**ACTIVITY:** Among the entries below, please show each line that carries the word "title".

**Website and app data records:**
Content starts

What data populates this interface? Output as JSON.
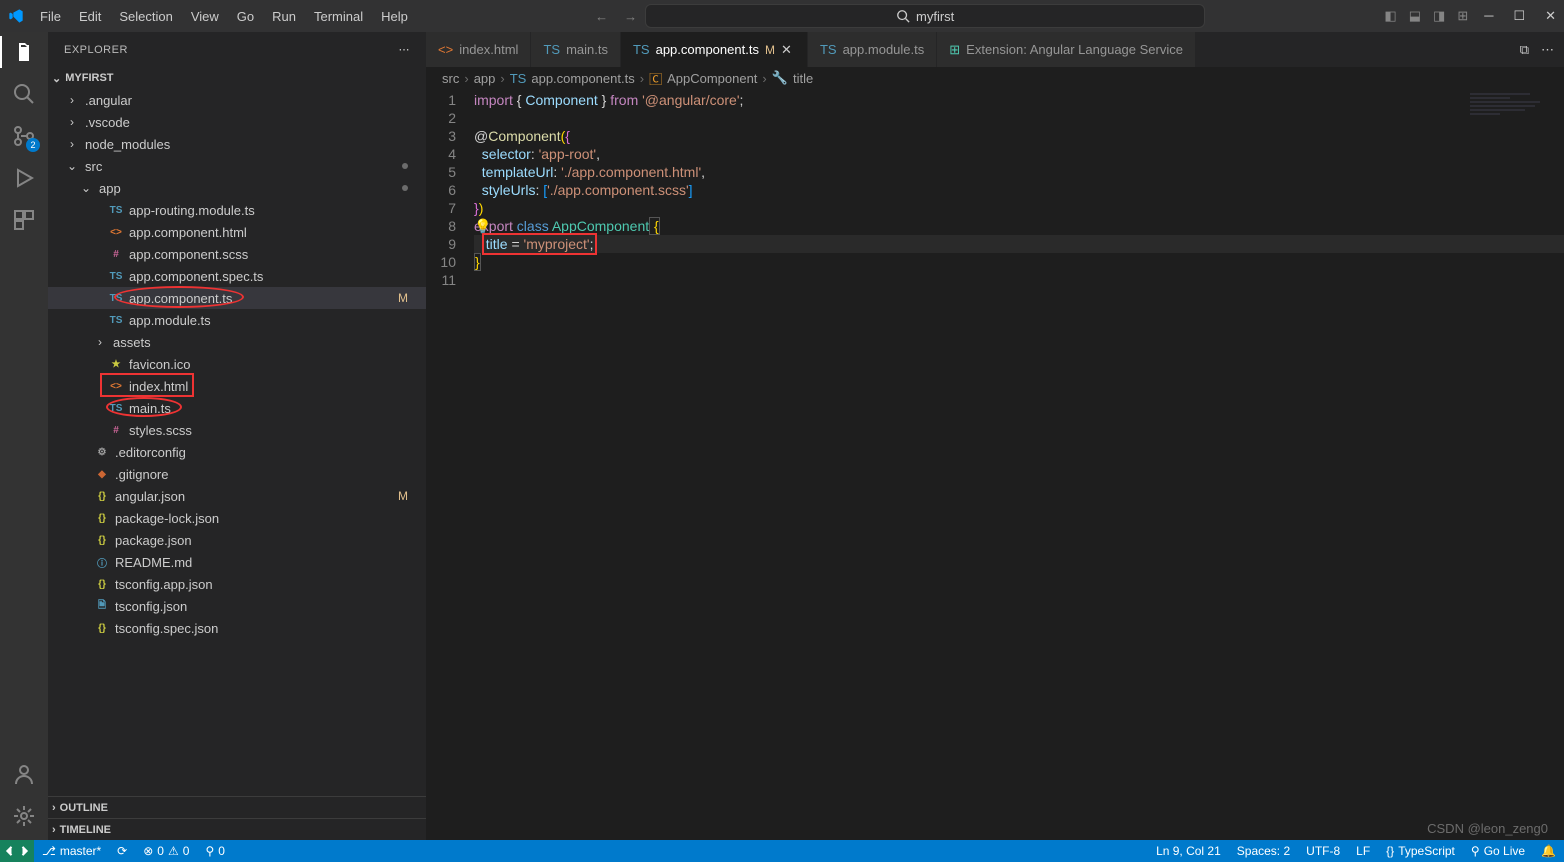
{
  "menu": {
    "file": "File",
    "edit": "Edit",
    "selection": "Selection",
    "view": "View",
    "go": "Go",
    "run": "Run",
    "terminal": "Terminal",
    "help": "Help"
  },
  "search_label": "myfirst",
  "sidebar": {
    "title": "EXPLORER",
    "project": "MYFIRST",
    "outline": "OUTLINE",
    "timeline": "TIMELINE",
    "scm_badge": "2"
  },
  "tree": {
    "angular": ".angular",
    "vscode": ".vscode",
    "node_modules": "node_modules",
    "src": "src",
    "app": "app",
    "app_routing": "app-routing.module.ts",
    "app_html": "app.component.html",
    "app_scss": "app.component.scss",
    "app_spec": "app.component.spec.ts",
    "app_ts": "app.component.ts",
    "app_module": "app.module.ts",
    "assets": "assets",
    "favicon": "favicon.ico",
    "index": "index.html",
    "main": "main.ts",
    "styles": "styles.scss",
    "editorconfig": ".editorconfig",
    "gitignore": ".gitignore",
    "angular_json": "angular.json",
    "pkg_lock": "package-lock.json",
    "pkg": "package.json",
    "readme": "README.md",
    "tsconfig_app": "tsconfig.app.json",
    "tsconfig": "tsconfig.json",
    "tsconfig_spec": "tsconfig.spec.json",
    "mod_badge": "M"
  },
  "tabs": {
    "index": "index.html",
    "main": "main.ts",
    "app_ts": "app.component.ts",
    "app_ts_mod": "M",
    "app_module": "app.module.ts",
    "ext": "Extension: Angular Language Service"
  },
  "breadcrumbs": {
    "src": "src",
    "app": "app",
    "file": "app.component.ts",
    "class": "AppComponent",
    "member": "title"
  },
  "code": {
    "l1a": "import",
    "l1b": " { ",
    "l1c": "Component",
    "l1d": " } ",
    "l1e": "from",
    "l1f": " '@angular/core'",
    "l1g": ";",
    "l3a": "@",
    "l3b": "Component",
    "l3c": "(",
    "l3d": "{",
    "l4a": "  selector",
    "l4b": ": ",
    "l4c": "'app-root'",
    "l4d": ",",
    "l5a": "  templateUrl",
    "l5b": ": ",
    "l5c": "'./app.component.html'",
    "l5d": ",",
    "l6a": "  styleUrls",
    "l6b": ": ",
    "l6c": "[",
    "l6d": "'./app.component.scss'",
    "l6e": "]",
    "l7a": "}",
    "l7b": ")",
    "l8a": "export",
    "l8b": " class ",
    "l8c": "AppComponent",
    "l8d": " {",
    "l9a": "  ",
    "l9b": "title",
    "l9c": " = ",
    "l9d": "'myproject'",
    "l9e": ";",
    "l10a": "}"
  },
  "status": {
    "branch": "master*",
    "errors": "0",
    "warnings": "0",
    "ports": "0",
    "cursor": "Ln 9, Col 21",
    "spaces": "Spaces: 2",
    "encoding": "UTF-8",
    "eol": "LF",
    "lang": "TypeScript",
    "golive": "Go Live"
  },
  "watermark": "CSDN @leon_zeng0"
}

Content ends

**RESULT OF THE EXERCISE:**
    "title": "EXPLORER",
    "member": "title"
    "l9b": "title",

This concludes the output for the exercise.